Well this shouldn’t come as a surprise to anyone. For years, Apple tried in vain to get the Beatles music catalog up on iTunes, but a slew of sticking points and legal entanglements prevented a deal from being reached. That all changed in November when Apple announced that the Beatles entire 13 album discography would for the first time in history be available as digital downloads. Moreover, it’s even been reported that Apple secured the rights to the Beatles catalogue into 2011 though a specific timeline is not available.
In any event, the Beatles on iTunes more than lived up to the hype. Backed by a ubiquitous and hard to miss black and white ad campaign, the Beatles, in just their first few days on iTunes, managed to sell over 450,000 albums and 2 million songs worldwide.
But in striking a deal to land the Beatles, Apple reportedly had to make monetary concessions not typically, if ever, granted to other artists. According to industry sources cited by Reuters,
iTunes is paying the Beatles’ royalties from digital download sales in the United States directly to the band’s company, Apple Corps, and is paying the songwriting mechanical royalties directly to Sony/ATV Music Publishing, which controls most of the Beatles’ song catalog.

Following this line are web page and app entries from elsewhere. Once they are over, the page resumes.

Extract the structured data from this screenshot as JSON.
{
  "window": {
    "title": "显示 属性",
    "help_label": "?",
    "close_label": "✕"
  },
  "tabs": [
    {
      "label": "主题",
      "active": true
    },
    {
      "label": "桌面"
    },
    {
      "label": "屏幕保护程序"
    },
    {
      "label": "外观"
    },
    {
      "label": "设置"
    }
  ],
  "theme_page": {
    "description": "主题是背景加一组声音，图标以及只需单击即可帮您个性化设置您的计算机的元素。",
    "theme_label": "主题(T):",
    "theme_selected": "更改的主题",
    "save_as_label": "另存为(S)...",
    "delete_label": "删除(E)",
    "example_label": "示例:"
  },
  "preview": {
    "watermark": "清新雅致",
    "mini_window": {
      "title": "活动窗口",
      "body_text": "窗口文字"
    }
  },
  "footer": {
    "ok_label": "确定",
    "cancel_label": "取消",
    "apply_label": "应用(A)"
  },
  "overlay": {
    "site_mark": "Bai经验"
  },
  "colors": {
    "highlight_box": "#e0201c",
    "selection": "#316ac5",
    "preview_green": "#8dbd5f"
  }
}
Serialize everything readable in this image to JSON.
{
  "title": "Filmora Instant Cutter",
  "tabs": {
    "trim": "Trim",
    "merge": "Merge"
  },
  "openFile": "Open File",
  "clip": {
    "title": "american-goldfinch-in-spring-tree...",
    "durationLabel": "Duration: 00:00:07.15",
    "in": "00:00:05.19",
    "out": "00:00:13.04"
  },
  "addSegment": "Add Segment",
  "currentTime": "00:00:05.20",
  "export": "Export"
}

That suggests the royalty split could be more lucrative for the Beatles than it would be under the typical provisions of a standard artist contract, which treat digital downloads as a retail sale.